*TRY IT*. For the records below, report how many lines include the word "content". Only the number should appear.

[App and web page records]
━━━━━━━━━━━━━━━━━━━━━━━━━━━━━━
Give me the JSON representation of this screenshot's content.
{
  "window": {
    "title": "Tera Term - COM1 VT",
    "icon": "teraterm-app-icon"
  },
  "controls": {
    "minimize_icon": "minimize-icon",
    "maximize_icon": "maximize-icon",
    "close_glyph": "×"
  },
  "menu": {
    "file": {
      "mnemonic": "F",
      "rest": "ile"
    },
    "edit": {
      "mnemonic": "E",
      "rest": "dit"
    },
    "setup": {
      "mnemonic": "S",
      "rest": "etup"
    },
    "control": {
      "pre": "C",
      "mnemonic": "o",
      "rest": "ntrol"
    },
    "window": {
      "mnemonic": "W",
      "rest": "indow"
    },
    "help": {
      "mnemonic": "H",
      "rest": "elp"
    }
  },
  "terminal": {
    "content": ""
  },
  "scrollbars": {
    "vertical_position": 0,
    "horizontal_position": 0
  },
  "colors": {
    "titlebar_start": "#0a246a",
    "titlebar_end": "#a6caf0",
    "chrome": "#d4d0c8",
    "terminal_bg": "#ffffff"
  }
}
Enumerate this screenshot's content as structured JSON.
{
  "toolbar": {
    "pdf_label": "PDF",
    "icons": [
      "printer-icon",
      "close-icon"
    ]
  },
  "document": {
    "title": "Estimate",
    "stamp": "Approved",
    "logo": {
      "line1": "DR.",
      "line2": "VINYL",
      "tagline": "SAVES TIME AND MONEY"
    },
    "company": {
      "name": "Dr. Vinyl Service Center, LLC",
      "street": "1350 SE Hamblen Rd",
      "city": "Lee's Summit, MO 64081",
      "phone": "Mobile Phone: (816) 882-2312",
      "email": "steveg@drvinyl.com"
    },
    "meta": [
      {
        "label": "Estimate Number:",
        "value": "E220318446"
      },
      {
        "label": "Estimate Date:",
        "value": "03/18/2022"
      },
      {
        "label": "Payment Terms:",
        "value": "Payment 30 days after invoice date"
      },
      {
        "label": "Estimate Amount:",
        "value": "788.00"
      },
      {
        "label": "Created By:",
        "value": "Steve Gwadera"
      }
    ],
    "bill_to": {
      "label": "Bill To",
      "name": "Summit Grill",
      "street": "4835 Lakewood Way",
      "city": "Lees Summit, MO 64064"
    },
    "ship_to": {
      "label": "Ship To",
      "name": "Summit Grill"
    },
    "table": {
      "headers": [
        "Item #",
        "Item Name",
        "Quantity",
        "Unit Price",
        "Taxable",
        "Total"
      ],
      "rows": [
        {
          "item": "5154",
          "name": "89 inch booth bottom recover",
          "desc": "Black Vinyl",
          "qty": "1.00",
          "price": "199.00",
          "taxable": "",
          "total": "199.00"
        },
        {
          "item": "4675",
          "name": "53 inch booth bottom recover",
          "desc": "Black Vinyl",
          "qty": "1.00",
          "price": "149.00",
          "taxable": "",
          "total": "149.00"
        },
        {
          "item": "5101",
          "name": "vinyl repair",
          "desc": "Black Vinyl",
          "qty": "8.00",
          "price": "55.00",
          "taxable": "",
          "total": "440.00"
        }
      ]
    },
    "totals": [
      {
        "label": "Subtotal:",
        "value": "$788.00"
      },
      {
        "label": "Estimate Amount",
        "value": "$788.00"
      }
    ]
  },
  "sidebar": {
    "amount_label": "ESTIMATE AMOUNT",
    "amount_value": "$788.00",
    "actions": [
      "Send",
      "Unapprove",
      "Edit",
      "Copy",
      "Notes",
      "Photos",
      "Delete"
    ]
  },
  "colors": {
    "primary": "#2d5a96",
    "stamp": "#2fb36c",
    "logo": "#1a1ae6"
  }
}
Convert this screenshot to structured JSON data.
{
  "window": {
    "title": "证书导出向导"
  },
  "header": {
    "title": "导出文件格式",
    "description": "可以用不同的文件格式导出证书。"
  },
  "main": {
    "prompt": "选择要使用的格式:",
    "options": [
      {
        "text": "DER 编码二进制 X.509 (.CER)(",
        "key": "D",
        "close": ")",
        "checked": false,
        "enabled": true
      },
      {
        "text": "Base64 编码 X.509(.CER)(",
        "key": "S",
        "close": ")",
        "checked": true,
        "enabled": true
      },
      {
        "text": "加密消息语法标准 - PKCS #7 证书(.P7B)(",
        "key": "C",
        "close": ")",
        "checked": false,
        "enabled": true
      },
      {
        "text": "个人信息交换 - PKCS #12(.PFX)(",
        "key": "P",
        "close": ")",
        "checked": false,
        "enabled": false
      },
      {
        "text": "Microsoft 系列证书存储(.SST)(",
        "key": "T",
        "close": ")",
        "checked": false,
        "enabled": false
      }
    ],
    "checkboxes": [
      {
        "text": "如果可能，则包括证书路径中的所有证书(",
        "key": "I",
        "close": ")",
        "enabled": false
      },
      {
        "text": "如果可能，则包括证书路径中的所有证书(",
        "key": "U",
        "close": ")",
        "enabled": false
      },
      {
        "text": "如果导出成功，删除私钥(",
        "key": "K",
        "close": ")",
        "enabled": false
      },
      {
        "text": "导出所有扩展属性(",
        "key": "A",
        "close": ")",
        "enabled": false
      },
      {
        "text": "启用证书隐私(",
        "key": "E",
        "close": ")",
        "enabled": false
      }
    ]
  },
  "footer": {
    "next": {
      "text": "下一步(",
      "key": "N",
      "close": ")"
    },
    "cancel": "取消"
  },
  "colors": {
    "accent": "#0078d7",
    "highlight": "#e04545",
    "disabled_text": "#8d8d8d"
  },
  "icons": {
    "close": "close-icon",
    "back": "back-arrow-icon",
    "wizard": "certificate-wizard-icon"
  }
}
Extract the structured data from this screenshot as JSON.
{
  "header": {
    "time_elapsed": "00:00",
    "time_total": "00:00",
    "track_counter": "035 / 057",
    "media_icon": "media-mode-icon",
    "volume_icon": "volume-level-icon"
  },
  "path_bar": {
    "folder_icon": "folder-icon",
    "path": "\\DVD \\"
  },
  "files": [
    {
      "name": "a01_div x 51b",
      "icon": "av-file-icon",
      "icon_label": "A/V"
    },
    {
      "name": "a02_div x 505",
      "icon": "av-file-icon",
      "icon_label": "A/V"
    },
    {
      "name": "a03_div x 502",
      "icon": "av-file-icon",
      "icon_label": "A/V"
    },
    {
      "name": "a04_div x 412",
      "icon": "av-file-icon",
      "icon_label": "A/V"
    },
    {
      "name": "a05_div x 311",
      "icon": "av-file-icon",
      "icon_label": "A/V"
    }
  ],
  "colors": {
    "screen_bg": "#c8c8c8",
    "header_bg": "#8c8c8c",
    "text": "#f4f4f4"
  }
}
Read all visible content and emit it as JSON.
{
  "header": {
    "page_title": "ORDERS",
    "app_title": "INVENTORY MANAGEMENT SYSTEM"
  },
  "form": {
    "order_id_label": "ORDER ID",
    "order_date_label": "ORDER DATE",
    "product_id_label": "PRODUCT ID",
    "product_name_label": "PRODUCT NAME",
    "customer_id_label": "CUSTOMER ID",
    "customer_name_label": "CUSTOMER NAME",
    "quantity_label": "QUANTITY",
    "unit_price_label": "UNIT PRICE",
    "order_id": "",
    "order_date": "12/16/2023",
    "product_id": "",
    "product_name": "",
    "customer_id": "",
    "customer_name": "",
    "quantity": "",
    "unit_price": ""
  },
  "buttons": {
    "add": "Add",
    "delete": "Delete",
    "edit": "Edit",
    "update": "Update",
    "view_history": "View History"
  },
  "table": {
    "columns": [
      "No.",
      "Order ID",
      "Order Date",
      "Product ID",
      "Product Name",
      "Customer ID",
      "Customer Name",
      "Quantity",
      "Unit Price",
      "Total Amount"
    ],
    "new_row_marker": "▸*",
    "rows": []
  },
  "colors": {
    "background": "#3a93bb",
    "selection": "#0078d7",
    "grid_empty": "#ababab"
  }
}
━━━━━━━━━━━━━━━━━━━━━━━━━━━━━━
*ANSWER FOR THE TASK*. 4